++++ DATA IN THIS EXERCISE ++++
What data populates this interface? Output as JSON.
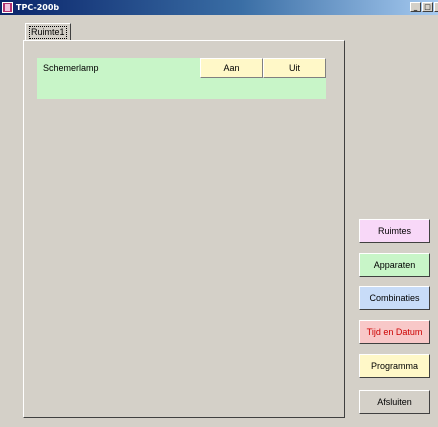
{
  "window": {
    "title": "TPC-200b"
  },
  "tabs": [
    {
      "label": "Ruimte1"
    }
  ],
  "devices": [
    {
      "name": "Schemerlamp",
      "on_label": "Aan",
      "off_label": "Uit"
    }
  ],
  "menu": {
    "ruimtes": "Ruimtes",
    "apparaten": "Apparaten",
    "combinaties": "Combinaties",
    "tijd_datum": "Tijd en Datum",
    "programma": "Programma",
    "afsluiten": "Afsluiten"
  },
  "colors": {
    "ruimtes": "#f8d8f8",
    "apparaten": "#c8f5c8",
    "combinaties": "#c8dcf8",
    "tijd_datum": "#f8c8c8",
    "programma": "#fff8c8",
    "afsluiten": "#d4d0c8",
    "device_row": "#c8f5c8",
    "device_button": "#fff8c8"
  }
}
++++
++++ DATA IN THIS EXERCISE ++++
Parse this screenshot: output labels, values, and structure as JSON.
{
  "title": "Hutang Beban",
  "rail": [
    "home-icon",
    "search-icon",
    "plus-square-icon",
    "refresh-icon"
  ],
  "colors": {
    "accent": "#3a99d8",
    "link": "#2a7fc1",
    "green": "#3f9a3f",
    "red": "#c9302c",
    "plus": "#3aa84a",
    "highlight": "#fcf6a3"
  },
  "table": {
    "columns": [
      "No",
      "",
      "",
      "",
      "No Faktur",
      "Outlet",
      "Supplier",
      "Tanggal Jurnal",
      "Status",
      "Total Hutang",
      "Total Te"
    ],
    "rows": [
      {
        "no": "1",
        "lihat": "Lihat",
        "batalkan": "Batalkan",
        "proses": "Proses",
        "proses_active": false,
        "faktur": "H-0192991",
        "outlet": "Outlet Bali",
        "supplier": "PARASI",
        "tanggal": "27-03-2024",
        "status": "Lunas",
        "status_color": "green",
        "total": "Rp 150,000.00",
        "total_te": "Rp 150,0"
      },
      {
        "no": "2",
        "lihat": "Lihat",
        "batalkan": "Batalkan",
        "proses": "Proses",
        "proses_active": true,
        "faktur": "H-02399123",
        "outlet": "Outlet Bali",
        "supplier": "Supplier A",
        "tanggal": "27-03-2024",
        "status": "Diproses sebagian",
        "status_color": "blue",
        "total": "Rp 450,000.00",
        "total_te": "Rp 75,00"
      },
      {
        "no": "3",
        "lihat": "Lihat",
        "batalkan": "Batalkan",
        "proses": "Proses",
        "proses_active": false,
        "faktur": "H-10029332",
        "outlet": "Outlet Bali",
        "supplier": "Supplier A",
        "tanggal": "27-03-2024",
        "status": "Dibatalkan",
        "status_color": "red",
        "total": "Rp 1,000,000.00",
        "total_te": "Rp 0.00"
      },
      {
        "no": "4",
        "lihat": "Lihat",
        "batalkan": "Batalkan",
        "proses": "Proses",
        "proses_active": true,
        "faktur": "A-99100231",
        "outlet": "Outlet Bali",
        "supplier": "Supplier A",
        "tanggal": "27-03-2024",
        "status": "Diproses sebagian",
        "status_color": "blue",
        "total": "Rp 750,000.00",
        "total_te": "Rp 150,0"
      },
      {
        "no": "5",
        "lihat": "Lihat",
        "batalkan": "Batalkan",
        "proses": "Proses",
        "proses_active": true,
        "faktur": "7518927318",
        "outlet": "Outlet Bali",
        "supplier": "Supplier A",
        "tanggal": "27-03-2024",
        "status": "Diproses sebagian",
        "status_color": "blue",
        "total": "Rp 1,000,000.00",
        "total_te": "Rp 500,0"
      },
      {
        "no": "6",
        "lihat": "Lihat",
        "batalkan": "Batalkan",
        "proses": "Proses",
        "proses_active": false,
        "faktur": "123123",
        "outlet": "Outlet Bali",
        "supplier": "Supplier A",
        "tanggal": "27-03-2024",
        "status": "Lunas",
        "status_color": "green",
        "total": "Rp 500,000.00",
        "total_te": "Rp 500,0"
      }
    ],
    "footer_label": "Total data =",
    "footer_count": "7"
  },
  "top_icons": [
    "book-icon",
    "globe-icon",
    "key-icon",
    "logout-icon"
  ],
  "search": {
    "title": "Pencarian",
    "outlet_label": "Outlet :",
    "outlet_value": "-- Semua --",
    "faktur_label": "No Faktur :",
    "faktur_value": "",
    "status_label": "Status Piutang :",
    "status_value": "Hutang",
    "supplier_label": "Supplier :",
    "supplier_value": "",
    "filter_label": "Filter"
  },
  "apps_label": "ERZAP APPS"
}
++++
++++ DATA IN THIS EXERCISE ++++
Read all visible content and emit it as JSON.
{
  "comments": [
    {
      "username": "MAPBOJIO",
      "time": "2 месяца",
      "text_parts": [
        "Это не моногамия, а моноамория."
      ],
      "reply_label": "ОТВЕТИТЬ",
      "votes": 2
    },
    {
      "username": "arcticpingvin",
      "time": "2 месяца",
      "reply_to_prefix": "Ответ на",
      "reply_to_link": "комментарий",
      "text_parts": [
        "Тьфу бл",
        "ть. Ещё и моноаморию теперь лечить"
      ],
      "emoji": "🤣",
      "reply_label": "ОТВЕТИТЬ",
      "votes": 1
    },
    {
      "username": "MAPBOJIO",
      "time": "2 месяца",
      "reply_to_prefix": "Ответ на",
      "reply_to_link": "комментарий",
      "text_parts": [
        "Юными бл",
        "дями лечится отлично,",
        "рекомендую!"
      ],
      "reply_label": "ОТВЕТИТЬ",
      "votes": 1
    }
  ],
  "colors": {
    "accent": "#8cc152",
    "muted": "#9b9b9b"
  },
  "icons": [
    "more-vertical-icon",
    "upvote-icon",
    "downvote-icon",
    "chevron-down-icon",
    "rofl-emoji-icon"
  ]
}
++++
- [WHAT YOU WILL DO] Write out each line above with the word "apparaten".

- [EXERCISE ANSWER]
    "apparaten": "Apparaten",
    "apparaten": "#c8f5c8",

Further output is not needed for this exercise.